**EXERCISE BRIEF**
Answer with a single number stating how many lines of the entries below include the string "JSON".

Dataset rows describing interfaces:
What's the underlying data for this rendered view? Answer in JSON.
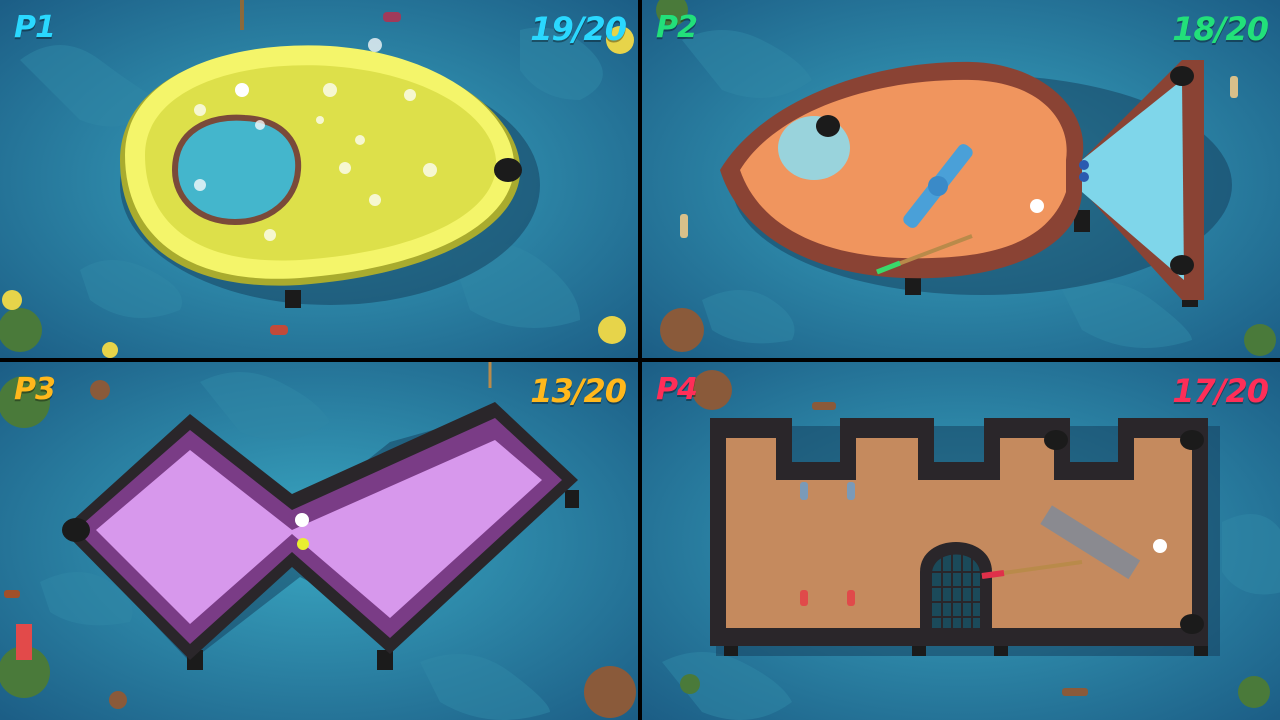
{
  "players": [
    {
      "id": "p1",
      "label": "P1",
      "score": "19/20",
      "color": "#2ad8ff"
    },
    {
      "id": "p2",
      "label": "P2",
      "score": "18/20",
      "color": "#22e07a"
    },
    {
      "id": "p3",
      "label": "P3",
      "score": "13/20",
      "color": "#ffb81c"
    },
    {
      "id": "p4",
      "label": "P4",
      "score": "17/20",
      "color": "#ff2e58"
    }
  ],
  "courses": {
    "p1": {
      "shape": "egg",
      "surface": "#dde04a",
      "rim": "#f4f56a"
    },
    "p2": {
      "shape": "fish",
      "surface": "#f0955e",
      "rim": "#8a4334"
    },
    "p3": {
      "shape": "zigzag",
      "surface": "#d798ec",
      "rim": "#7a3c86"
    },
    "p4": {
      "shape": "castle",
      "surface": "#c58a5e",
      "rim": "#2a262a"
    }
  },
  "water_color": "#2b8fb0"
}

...

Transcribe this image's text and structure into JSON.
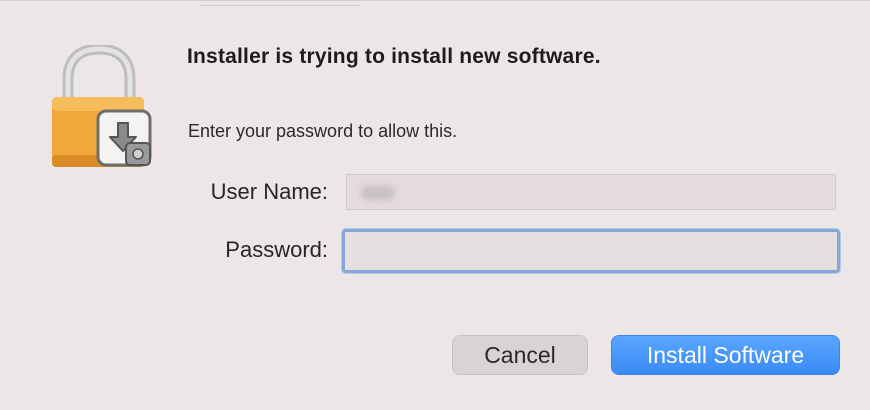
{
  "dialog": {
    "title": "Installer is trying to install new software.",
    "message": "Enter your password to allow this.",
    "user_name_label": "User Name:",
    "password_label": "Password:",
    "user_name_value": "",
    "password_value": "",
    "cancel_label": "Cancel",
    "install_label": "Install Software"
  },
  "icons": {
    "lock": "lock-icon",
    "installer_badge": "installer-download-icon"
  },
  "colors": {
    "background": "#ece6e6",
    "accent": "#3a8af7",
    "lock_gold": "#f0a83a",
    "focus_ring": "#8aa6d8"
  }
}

**FINAL ANSWER**
2